◆ **Assignment**:
Which lines of the records below contain the word "content"? Report each of them in full.

◆ **Data provided**:

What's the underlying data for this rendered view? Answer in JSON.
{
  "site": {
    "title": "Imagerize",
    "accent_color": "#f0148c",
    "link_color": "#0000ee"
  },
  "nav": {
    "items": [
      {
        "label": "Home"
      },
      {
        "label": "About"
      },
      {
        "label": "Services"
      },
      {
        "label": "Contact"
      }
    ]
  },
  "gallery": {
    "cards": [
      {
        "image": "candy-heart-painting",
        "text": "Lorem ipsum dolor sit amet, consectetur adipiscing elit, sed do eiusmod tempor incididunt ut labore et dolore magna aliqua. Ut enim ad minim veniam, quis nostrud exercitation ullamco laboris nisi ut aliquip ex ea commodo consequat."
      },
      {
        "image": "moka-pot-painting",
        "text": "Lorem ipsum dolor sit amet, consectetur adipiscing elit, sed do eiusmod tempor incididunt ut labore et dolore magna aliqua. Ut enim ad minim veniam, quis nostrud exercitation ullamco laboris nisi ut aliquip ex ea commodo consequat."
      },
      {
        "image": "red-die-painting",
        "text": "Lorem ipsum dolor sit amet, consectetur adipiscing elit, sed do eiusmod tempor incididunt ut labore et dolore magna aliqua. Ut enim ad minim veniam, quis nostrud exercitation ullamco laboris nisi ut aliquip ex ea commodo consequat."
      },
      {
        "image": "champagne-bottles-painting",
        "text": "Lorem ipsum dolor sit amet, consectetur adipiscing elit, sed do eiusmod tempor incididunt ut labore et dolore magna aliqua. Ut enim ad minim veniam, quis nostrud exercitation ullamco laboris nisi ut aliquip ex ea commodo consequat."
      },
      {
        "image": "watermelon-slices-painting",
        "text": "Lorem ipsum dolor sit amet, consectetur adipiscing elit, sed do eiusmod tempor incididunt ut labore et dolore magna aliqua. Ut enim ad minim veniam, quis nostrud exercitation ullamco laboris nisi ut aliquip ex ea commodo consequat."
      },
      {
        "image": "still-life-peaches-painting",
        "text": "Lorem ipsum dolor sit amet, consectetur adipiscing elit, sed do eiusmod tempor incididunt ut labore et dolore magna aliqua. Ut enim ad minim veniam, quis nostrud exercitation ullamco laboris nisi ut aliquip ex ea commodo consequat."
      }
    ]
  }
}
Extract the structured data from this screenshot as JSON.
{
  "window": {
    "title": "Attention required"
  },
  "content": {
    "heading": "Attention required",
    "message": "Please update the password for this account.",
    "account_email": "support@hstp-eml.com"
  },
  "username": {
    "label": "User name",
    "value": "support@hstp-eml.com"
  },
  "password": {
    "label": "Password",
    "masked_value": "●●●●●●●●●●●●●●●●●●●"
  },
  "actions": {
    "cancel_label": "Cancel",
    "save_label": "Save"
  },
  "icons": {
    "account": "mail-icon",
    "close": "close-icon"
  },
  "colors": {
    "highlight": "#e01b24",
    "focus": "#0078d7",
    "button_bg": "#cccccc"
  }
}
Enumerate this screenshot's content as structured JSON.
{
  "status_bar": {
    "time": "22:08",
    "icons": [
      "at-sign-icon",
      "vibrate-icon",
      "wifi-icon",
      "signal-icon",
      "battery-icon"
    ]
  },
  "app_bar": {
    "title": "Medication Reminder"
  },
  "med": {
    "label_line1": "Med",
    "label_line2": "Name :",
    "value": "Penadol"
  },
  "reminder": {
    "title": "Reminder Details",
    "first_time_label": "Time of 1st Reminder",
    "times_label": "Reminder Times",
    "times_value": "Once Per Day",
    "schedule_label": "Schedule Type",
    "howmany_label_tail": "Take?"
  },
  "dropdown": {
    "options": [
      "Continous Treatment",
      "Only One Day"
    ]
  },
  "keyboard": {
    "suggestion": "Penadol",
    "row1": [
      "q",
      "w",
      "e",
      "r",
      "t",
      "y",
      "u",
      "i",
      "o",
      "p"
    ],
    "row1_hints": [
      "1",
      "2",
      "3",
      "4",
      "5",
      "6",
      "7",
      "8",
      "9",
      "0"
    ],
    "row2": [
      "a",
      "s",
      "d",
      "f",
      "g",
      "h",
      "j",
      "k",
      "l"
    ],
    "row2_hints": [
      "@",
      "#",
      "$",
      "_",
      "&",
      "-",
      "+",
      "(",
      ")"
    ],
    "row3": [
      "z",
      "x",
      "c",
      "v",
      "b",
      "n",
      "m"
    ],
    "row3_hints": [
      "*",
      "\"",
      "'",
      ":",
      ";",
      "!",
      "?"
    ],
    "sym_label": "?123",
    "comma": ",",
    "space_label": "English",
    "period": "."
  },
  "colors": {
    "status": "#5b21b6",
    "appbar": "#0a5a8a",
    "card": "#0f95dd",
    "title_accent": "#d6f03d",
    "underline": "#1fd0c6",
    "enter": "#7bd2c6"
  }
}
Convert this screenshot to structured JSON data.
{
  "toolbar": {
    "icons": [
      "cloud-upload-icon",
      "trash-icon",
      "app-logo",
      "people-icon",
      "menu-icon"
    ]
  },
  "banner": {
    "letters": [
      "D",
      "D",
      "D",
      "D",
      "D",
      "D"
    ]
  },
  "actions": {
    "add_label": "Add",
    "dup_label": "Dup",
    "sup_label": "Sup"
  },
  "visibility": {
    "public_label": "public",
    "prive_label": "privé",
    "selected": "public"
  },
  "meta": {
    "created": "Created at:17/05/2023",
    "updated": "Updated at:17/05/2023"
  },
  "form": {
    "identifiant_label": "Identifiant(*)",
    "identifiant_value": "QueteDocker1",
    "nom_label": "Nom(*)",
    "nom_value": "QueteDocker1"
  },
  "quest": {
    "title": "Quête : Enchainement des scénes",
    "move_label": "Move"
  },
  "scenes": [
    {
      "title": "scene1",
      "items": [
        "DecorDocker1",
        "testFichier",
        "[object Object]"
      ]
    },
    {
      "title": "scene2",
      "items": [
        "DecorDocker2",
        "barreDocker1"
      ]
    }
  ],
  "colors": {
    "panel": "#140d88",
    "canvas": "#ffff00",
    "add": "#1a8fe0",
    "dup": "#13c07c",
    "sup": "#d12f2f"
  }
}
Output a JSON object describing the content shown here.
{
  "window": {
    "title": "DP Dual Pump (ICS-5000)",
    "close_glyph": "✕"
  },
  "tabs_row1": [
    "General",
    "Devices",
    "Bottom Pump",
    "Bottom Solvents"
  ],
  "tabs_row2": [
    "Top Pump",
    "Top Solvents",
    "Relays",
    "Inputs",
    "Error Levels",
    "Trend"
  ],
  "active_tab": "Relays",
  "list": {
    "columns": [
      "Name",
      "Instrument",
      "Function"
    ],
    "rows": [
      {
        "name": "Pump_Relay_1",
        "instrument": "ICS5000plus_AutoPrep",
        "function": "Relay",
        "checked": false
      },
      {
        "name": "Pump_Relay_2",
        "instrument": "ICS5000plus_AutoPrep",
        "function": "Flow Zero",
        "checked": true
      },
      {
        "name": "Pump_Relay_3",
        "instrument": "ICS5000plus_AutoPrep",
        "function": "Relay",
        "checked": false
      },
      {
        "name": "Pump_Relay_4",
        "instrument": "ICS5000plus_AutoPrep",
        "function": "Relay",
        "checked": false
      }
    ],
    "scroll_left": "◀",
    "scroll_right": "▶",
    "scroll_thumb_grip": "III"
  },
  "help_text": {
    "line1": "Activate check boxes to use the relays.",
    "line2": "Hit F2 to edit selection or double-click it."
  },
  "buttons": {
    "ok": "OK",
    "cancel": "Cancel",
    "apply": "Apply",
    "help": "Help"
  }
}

◆ **Solution**:
  "content": {
Enumerate this screenshot's content as structured JSON.
Output a JSON object describing the content shown here.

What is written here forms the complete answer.